Let me tell you how I learned about Desiderio Alberto Arnaz y de Acha III.
It turns out that last July, I was sitting on a park bench trying to cool off from the unbearable heat of my native city of Santiago de Cuba along with another person who also writes for Havana Times.
She suddenly asked me if I had ever heard of Ricky Ricardo. She then went on to tell me that he was a leading character in the old television sitcom “I Love Lucy.” The series had been filmed in the United States in the 1950s and had a Cuban actor in the principal male role; the character’s name was Ricky Ricardo.
She also told me that the series was so famous in the US that even youth today are familiar with it and that the series had helped Cuban men to be seen by Americans as good lovers.
I recently read an interview conducted by Alfredo Prieto (the assistant editor of the Temas magazine and a writer with Havana Times) with three Cuban-American writers for the La Gaceta de Cuba magazine. From that I was able to learn several new facts about the actor Desi Arnaz.
There Prieto shows how one Cuban was perceived by Americans “with a mixture exoticism, assimilationism and paternalism; relations (according to him) that generally acted in the mainstream at that time to bring about a realization of the otherness of Cubans…”
There too, Prieto informs us that Arnaz arrived in the US in the 1930s because his parents had to escape Cuba after the fall of the dictator Gerardo Machado, since his father had been the first mayor of Santiago de Cuba and a member of the Congress during the brutal Machado administration.
A few days ago an old friend, the journalist Lino Betancourt, returned from the recently concluded Cubadisco trade fair that had been held in Santiago de Cuba. He had what was for our country a strange book in his hands: “A Book, by Desi Arnaz” (The personal memoirs of “Ricky Ricardo,” the man who loved Lucy). Although the book was published in English, I received it with a pleasant surprise.
On the cover of that biography we’re shown the young Desi Arnaz playing a conga drum while at the same time revealing a furtive smile for the camera.
For that reason I was able to read the book by Desi Arnaz, who was born March 2, 1917 in Santiago de Cuba. His television program was a true media conquest during the ‘50s because in real life he married and started a family with the actress who played the leading character Lucy (Lucile Ball). The series was so successful in the US that it was the number one program during from 1951-1955.
As curious fact in his life, I also read in the biography that the expulsion of his family from Santiago was due more to (according to Arnaz) the uncompromising attitude of a group of anarchists and communists.

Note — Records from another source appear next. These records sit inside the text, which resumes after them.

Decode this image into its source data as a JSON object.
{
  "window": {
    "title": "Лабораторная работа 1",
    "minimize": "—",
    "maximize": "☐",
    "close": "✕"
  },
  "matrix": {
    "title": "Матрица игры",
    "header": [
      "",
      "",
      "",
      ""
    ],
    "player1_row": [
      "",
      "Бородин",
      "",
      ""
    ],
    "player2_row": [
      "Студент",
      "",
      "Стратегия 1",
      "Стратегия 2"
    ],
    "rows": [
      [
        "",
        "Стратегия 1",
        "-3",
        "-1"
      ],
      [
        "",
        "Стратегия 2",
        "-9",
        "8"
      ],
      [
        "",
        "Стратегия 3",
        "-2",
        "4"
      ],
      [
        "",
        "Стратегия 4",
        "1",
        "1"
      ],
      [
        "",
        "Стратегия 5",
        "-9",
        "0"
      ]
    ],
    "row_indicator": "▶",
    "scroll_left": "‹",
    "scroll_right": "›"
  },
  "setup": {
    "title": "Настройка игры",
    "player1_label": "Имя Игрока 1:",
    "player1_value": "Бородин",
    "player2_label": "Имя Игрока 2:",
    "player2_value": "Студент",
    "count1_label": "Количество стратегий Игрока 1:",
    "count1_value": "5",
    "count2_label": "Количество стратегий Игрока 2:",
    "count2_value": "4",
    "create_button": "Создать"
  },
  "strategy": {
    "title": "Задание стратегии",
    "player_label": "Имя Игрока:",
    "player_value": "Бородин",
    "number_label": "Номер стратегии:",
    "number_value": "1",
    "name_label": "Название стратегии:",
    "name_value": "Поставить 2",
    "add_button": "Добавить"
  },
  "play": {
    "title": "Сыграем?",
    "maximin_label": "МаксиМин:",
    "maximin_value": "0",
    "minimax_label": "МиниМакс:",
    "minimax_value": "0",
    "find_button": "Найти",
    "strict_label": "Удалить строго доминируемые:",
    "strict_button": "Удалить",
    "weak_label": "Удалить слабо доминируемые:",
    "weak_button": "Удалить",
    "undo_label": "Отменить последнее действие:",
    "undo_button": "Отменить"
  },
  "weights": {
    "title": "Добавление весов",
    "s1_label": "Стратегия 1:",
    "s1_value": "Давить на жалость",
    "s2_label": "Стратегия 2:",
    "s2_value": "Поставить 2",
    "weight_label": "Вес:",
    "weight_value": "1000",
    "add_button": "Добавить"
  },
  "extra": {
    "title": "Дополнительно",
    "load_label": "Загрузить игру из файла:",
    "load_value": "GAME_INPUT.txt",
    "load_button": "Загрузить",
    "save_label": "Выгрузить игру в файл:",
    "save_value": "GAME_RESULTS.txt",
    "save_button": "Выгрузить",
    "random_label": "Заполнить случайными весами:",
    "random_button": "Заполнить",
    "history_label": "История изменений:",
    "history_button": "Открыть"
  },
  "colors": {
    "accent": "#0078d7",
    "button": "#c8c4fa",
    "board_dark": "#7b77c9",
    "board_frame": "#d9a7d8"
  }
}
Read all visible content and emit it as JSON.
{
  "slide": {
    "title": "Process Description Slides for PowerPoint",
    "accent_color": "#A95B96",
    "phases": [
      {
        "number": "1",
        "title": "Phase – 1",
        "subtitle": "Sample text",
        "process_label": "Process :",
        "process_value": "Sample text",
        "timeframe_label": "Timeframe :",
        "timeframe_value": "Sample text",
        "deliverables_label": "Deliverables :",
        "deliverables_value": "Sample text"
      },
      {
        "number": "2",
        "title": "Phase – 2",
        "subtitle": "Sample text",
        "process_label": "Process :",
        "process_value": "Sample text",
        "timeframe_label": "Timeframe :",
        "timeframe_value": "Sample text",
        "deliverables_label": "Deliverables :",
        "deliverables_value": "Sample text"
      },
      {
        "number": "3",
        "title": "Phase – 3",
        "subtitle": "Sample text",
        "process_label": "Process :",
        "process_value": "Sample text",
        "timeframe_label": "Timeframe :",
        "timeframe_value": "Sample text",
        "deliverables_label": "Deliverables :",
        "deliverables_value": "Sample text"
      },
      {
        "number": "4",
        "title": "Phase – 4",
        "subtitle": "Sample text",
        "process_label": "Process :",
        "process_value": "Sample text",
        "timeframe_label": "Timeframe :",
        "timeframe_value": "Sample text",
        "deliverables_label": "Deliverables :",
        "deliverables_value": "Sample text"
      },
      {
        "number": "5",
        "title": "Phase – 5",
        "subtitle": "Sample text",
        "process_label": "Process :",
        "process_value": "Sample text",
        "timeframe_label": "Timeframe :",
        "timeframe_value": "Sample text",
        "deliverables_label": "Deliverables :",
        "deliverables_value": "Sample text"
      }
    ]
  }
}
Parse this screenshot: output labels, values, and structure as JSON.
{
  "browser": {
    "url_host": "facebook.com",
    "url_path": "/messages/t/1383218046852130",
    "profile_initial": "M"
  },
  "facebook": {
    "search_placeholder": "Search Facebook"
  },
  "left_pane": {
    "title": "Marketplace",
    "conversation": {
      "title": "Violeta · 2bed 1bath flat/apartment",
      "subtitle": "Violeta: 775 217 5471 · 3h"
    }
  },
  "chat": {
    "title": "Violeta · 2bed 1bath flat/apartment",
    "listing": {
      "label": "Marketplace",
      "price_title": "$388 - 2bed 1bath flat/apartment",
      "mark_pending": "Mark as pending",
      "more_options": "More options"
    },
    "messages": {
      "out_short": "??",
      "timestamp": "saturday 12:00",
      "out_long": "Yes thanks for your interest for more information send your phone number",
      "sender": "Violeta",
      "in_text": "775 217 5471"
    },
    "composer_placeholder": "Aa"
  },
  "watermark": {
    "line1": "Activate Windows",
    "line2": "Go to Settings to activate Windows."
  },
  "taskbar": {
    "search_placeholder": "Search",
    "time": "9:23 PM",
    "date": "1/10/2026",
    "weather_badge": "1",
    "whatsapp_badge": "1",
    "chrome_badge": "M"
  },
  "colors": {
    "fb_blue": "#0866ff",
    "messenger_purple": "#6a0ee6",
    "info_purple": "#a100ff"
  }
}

He says that that the true people of Santiago somehow worshipped his family owing to the prestige of his grandfather as the city’s doctor, who had attended everyone without distinction during epidemics of measles and yellow fever that had hit Santiago decades earlier.
Because of his father, who had educated him to respect to others, (according to Desi) he himself wasn’t familiar with racism until he came to Florida. His house in Santiago was constantly visited by black patriots and veterans from all the wars of independence were friends of the family.
The book is rich in photos of the life of Desi Arnaz and of his family with Lucile Ball. The actor is also shown together with Xavier Cugat, the famous Cuban orchestra director, and with the brilliant comedian Buster Keaton, to mention only two of the great figures of the epoch.
So today I’ve discovered perhaps the most famous of all Cubans in the United States: Santiago de Cuba native Desi Arnaz. Though deliberately forgotten in his own country, this rediscovery pleases me because culture is much more than the forgetfulness of a few powerful individuals who always look to politics for the most subtle spaces to legitimate themselves.